Large multinational companies like TI  have a fabulous opportunity – perhaps greater than that of entire nations – to positively impact the course of human history.  The relationships of mutual trust that we forge at work with people who are “not like us” carry great promise for future generations.   Meaningful trust is stifled in an environment where believers’ core identities are off-limits for discussion.”

Siraj Akthar Comments:

1. What are the attitudes / perspectives on diversity @ TI that created the opportunity for the religious initiatives to be formed in the first place ?

Kent has covered this in his response by addressing TIs commitment to ‘full engagement’, the idea that we need to do whatever it takes to ensure that our employees give a 100% to TI. Then what was needed was to figure out what can be done to ensure that this ‘full engagement’ can be accomplished. Keep in mind that the answer to this problem is different for different employees. I will answer this question with Muslim employees specifically in mind. After 911 everything changed. To be a Muslim living in America became very difficult. This made the work environment very challenging thereby preventing Muslim employees from fully engaging themselves at work. It was in this light that MEI was born. All of sudden having a Muslim affinity group (we call them diversity initiatives) wasn’t just some exotic concept, it was a necessity. Now more than ever Muslim employees had to explain what Islam really is and what we stand for. We needed to make our co-workers aware of our faith and our practices and remove the prevalent stereotypes so as to ensure full engagement on all sides.

2. What are the attitudes / perspectives on diversity @ TI that created the opportunity for the religious initiatives to move beyond “a place at the table” to being fully integrated, respected, and mutually supportive components of TI’s Diversity Network?

“One of the reasons we quickly became accepted in the larger TI population centers around the TI diversity network (TIDN) and the opportunity it provided us to conduct our activities. When we stood up, we knew we had the backing of all of TIDN For no matter how different our diverse causes are, we share the common mission of full engagement. We all have a story of feeling like a minority group. There is a sense of empathy, a sense of understanding. “

3. Any other ideas / comments you might like to share.

“I believe one of the reasons for our success (company wide) has to do with the fact that this vision is shared by our highest management. They in turn have provided us the opportunity to go forward.

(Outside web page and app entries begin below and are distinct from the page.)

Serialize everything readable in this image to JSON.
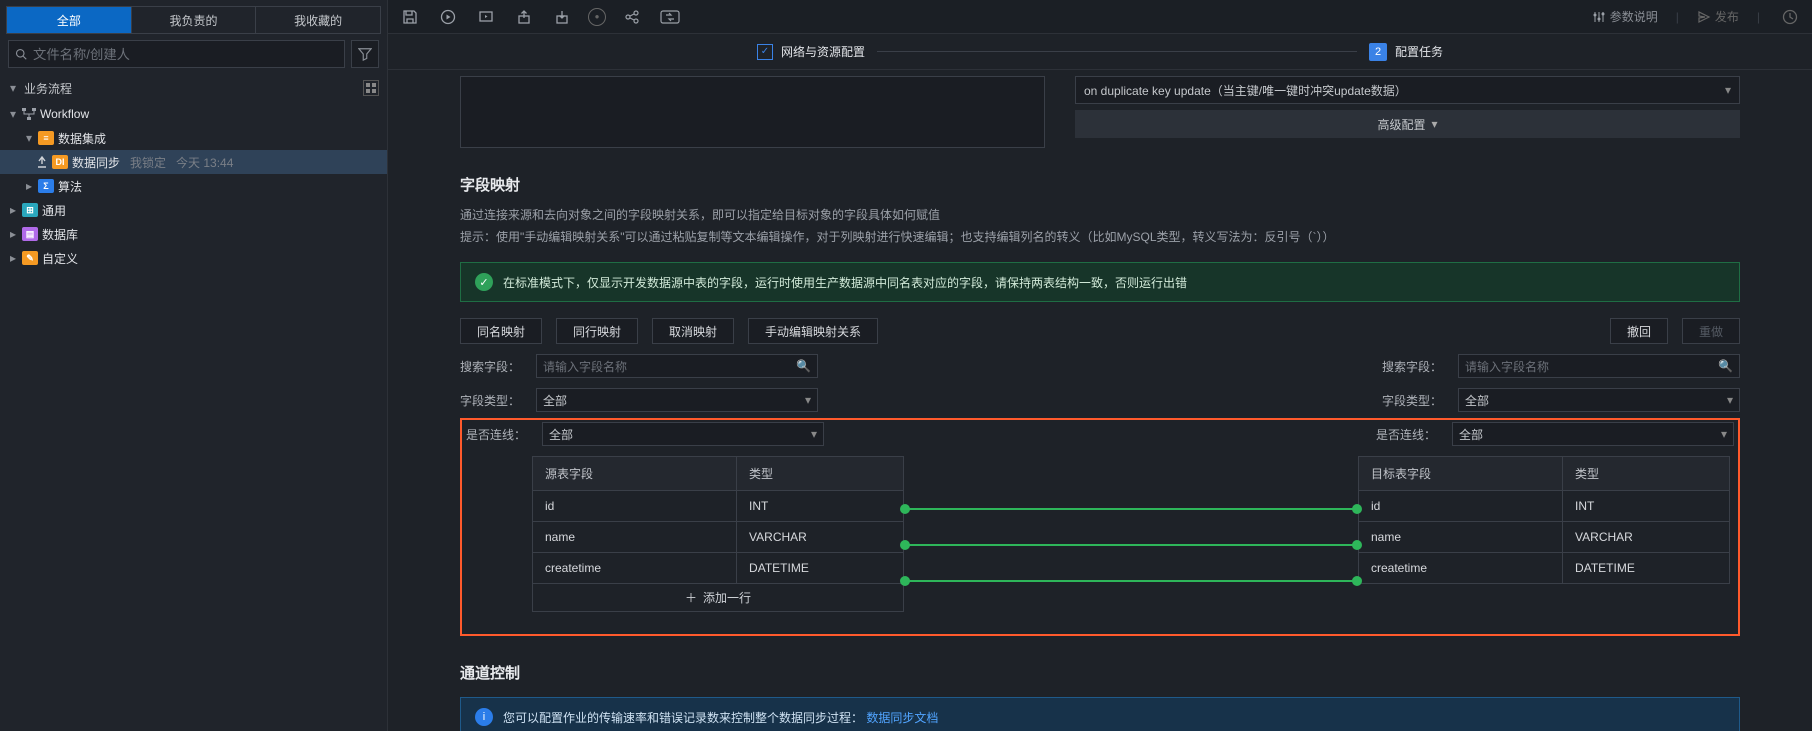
{
  "sidebar": {
    "tabs": {
      "all": "全部",
      "mine": "我负责的",
      "fav": "我收藏的"
    },
    "search_placeholder": "文件名称/创建人",
    "section": "业务流程",
    "tree": {
      "workflow": "Workflow",
      "data_integration": "数据集成",
      "data_sync": "数据同步",
      "data_sync_lock": "我锁定",
      "data_sync_time": "今天 13:44",
      "algorithm": "算法",
      "general": "通用",
      "database": "数据库",
      "custom": "自定义"
    }
  },
  "toolbar_right": {
    "params": "参数说明",
    "publish": "发布"
  },
  "stepper": {
    "step1": "网络与资源配置",
    "step2_num": "2",
    "step2": "配置任务"
  },
  "upper": {
    "pk_update_option": "on duplicate key update（当主键/唯一键时冲突update数据）",
    "advanced": "高级配置"
  },
  "field_map": {
    "title": "字段映射",
    "desc1": "通过连接来源和去向对象之间的字段映射关系，即可以指定给目标对象的字段具体如何赋值",
    "desc2": "提示：使用\"手动编辑映射关系\"可以通过粘贴复制等文本编辑操作，对于列映射进行快速编辑；也支持编辑列名的转义（比如MySQL类型，转义写法为：反引号（`））",
    "alert": "在标准模式下，仅显示开发数据源中表的字段，运行时使用生产数据源中同名表对应的字段，请保持两表结构一致，否则运行出错",
    "buttons": {
      "same_name": "同名映射",
      "same_row": "同行映射",
      "cancel": "取消映射",
      "manual": "手动编辑映射关系",
      "undo": "撤回",
      "redo": "重做"
    },
    "filter_labels": {
      "search_field": "搜索字段：",
      "field_type": "字段类型：",
      "is_linked": "是否连线："
    },
    "filter_values": {
      "search_placeholder": "请输入字段名称",
      "all": "全部"
    },
    "source": {
      "header_field": "源表字段",
      "header_type": "类型",
      "rows": [
        {
          "f": "id",
          "t": "INT"
        },
        {
          "f": "name",
          "t": "VARCHAR"
        },
        {
          "f": "createtime",
          "t": "DATETIME"
        }
      ],
      "add_row": "添加一行"
    },
    "target": {
      "header_field": "目标表字段",
      "header_type": "类型",
      "rows": [
        {
          "f": "id",
          "t": "INT"
        },
        {
          "f": "name",
          "t": "VARCHAR"
        },
        {
          "f": "createtime",
          "t": "DATETIME"
        }
      ]
    }
  },
  "channel": {
    "title": "通道控制",
    "alert_pre": "您可以配置作业的传输速率和错误记录数来控制整个数据同步过程：",
    "alert_link": "数据同步文档"
  }
}
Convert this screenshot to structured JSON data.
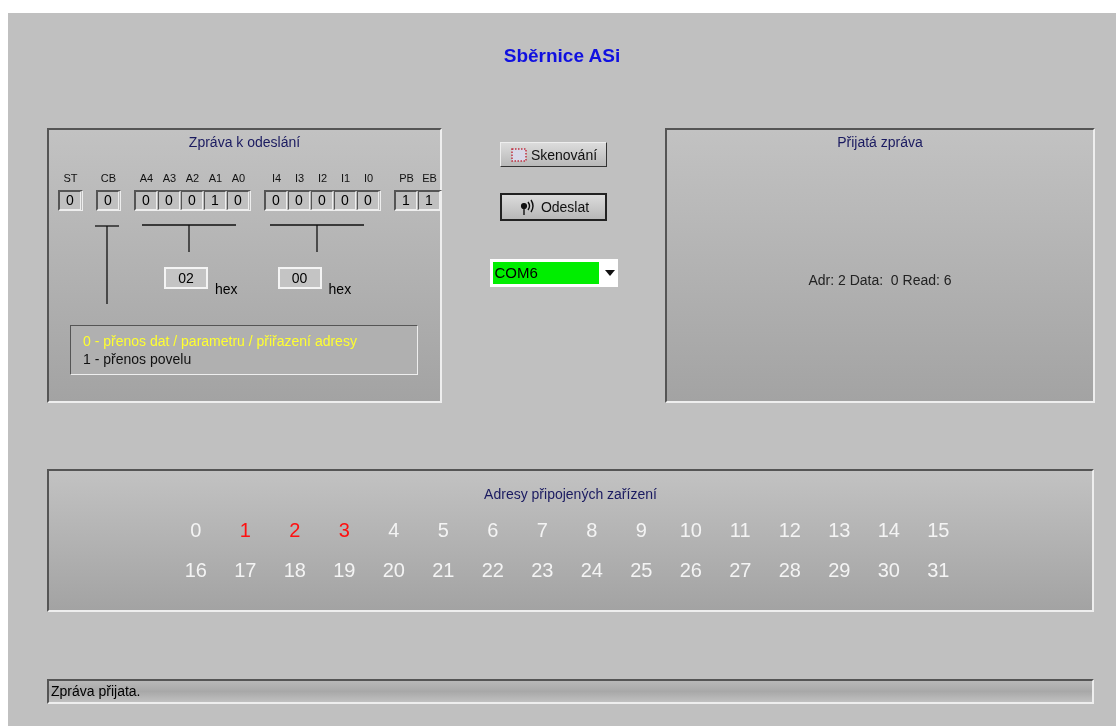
{
  "title": "Sběrnice ASi",
  "send_panel": {
    "title": "Zpráva k odeslání",
    "bit_groups": [
      {
        "bits": [
          {
            "label": "ST",
            "value": "0"
          }
        ]
      },
      {
        "bits": [
          {
            "label": "CB",
            "value": "0"
          }
        ]
      },
      {
        "bits": [
          {
            "label": "A4",
            "value": "0"
          },
          {
            "label": "A3",
            "value": "0"
          },
          {
            "label": "A2",
            "value": "0"
          },
          {
            "label": "A1",
            "value": "1"
          },
          {
            "label": "A0",
            "value": "0"
          }
        ]
      },
      {
        "bits": [
          {
            "label": "I4",
            "value": "0"
          },
          {
            "label": "I3",
            "value": "0"
          },
          {
            "label": "I2",
            "value": "0"
          },
          {
            "label": "I1",
            "value": "0"
          },
          {
            "label": "I0",
            "value": "0"
          }
        ]
      },
      {
        "bits": [
          {
            "label": "PB",
            "value": "1"
          },
          {
            "label": "EB",
            "value": "1"
          }
        ]
      }
    ],
    "hex_fields": [
      {
        "value": "02",
        "unit": "hex"
      },
      {
        "value": "00",
        "unit": "hex"
      }
    ],
    "legend": [
      {
        "text": "0 - přenos dat / parametru / přiřazení adresy",
        "selected": true
      },
      {
        "text": "1 - přenos povelu",
        "selected": false
      }
    ]
  },
  "buttons": [
    {
      "label": "Skenování",
      "kind": "scan"
    },
    {
      "label": "Odeslat",
      "kind": "send"
    }
  ],
  "port_select": {
    "value": "COM6"
  },
  "received_panel": {
    "title": "Přijatá zpráva",
    "message": "Adr: 2 Data:  0 Read: 6"
  },
  "addresses_panel": {
    "title": "Adresy připojených zařízení",
    "addresses": [
      {
        "label": "0",
        "active": false
      },
      {
        "label": "1",
        "active": true
      },
      {
        "label": "2",
        "active": true
      },
      {
        "label": "3",
        "active": true
      },
      {
        "label": "4",
        "active": false
      },
      {
        "label": "5",
        "active": false
      },
      {
        "label": "6",
        "active": false
      },
      {
        "label": "7",
        "active": false
      },
      {
        "label": "8",
        "active": false
      },
      {
        "label": "9",
        "active": false
      },
      {
        "label": "10",
        "active": false
      },
      {
        "label": "11",
        "active": false
      },
      {
        "label": "12",
        "active": false
      },
      {
        "label": "13",
        "active": false
      },
      {
        "label": "14",
        "active": false
      },
      {
        "label": "15",
        "active": false
      },
      {
        "label": "16",
        "active": false
      },
      {
        "label": "17",
        "active": false
      },
      {
        "label": "18",
        "active": false
      },
      {
        "label": "19",
        "active": false
      },
      {
        "label": "20",
        "active": false
      },
      {
        "label": "21",
        "active": false
      },
      {
        "label": "22",
        "active": false
      },
      {
        "label": "23",
        "active": false
      },
      {
        "label": "24",
        "active": false
      },
      {
        "label": "25",
        "active": false
      },
      {
        "label": "26",
        "active": false
      },
      {
        "label": "27",
        "active": false
      },
      {
        "label": "28",
        "active": false
      },
      {
        "label": "29",
        "active": false
      },
      {
        "label": "30",
        "active": false
      },
      {
        "label": "31",
        "active": false
      }
    ]
  },
  "status_bar": {
    "text": "Zpráva přijata."
  }
}
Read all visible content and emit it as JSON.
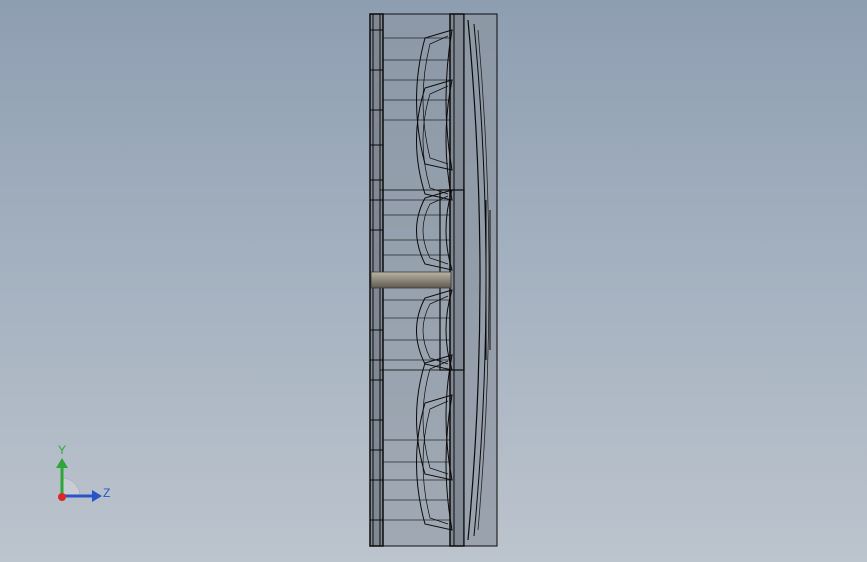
{
  "viewport": {
    "background_top": "#8e9eb1",
    "background_bottom": "#bcc4cd"
  },
  "model": {
    "view": "side",
    "display_mode": "shaded-with-edges",
    "body_color": "#8f98a3",
    "edge_color": "#0a0a0a"
  },
  "triad": {
    "y_label": "Y",
    "z_label": "Z",
    "y_color": "#2fa63a",
    "z_color": "#2a53c9",
    "x_color": "#d8282a"
  }
}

In other companies it is the employees trying to accomplish this, while the senior management may see things very differently. Perhaps the key reason for this is that senior management may believe that having such affinity groups will cause polarization which will have a negative effect on full engagement. This I would argue is just a perception, without any facts. Our experience at TI is the opposite.

In the global environment in which we function, our employees are already heavily exposed to diversity. We realize that only by working with diversity will we be able to increase our global productivity and market share. This idea is clearly present when dealing with faith based diversity initiatives. Further in the short time that faith based initiatives have been around at TI, we have clearly demonstrated the fact that there is no polarization. Quite the contrary, we can work together. To cite some examples, MEI and CVI (Christian Values Initiative) have had three joint events–one a joint presentation on our respective faiths and the second two a Mosque and a Church visit. We clearly recognize our differences, no one will compromise his or her faith, at the same time we have furthered the respect for each other. “

Author comments:

I do whole-heartedly agree that this is a wonderful and important model for a way forward in our difficult times when groups tend to polarize and stereotype.   In a deep way, the work of diversity @ TI calls us to the clearer truth of our shared humanity – both in business and our larger lives.

Thanking you for your time and reflections.